### Task item
Write out every entry below word for word, leaving nothing out.

Component data from apps and pages
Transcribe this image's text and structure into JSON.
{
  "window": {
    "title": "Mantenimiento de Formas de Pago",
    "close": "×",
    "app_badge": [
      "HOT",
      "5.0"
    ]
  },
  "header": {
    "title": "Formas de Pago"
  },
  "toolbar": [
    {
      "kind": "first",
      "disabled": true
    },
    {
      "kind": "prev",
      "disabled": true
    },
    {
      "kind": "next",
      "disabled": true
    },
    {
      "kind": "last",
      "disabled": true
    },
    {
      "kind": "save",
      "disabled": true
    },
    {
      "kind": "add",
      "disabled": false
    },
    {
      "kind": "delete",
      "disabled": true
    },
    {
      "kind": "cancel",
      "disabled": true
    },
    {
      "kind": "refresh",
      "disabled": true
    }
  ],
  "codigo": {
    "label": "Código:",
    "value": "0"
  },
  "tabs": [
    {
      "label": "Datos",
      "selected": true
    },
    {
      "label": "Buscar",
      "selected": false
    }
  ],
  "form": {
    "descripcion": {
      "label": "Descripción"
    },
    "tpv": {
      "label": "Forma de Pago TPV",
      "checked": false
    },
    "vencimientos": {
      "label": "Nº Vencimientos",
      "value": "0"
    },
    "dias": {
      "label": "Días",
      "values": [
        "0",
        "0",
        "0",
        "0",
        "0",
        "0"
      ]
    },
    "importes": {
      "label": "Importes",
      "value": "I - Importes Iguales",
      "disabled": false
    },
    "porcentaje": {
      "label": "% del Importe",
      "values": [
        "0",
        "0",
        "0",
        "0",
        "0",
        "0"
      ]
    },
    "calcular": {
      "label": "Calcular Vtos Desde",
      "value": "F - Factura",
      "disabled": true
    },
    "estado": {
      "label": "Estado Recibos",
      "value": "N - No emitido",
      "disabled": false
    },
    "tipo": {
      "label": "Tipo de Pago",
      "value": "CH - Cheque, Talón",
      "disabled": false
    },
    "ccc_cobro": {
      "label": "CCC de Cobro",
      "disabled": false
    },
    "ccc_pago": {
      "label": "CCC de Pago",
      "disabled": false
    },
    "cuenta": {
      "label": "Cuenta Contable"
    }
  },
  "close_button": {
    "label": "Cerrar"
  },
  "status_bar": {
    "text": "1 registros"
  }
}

### Written response
Transcribe this image's text and structure into JSON.
{
  "window": {
    "title": "Mantenimiento de Formas de Pago",
    "close": "×",
    "app_badge": [
      "HOT",
      "5.0"
    ]
  },
  "header": {
    "title": "Formas de Pago"
  },
  "toolbar": [
    {
      "kind": "first",
      "disabled": true
    },
    {
      "kind": "prev",
      "disabled": true
    },
    {
      "kind": "next",
      "disabled": true
    },
    {
      "kind": "last",
      "disabled": true
    },
    {
      "kind": "save",
      "disabled": true
    },
    {
      "kind": "add",
      "disabled": false
    },
    {
      "kind": "delete",
      "disabled": true
    },
    {
      "kind": "cancel",
      "disabled": true
    },
    {
      "kind": "refresh",
      "disabled": true
    }
  ],
  "codigo": {
    "label": "Código:",
    "value": "0"
  },
  "tabs": [
    {
      "label": "Datos",
      "selected": true
    },
    {
      "label": "Buscar",
      "selected": false
    }
  ],
  "form": {
    "descripcion": {
      "label": "Descripción"
    },
    "tpv": {
      "label": "Forma de Pago TPV",
      "checked": false
    },
    "vencimientos": {
      "label": "Nº Vencimientos",
      "value": "0"
    },
    "dias": {
      "label": "Días",
      "values": [
        "0",
        "0",
        "0",
        "0",
        "0",
        "0"
      ]
    },
    "importes": {
      "label": "Importes",
      "value": "I - Importes Iguales",
      "disabled": false
    },
    "porcentaje": {
      "label": "% del Importe",
      "values": [
        "0",
        "0",
        "0",
        "0",
        "0",
        "0"
      ]
    },
    "calcular": {
      "label": "Calcular Vtos Desde",
      "value": "F - Factura",
      "disabled": true
    },
    "estado": {
      "label": "Estado Recibos",
      "value": "N - No emitido",
      "disabled": false
    },
    "tipo": {
      "label": "Tipo de Pago",
      "value": "CH - Cheque, Talón",
      "disabled": false
    },
    "ccc_cobro": {
      "label": "CCC de Cobro",
      "disabled": false
    },
    "ccc_pago": {
      "label": "CCC de Pago",
      "disabled": false
    },
    "cuenta": {
      "label": "Cuenta Contable"
    }
  },
  "close_button": {
    "label": "Cerrar"
  },
  "status_bar": {
    "text": "1 registros"
  }
}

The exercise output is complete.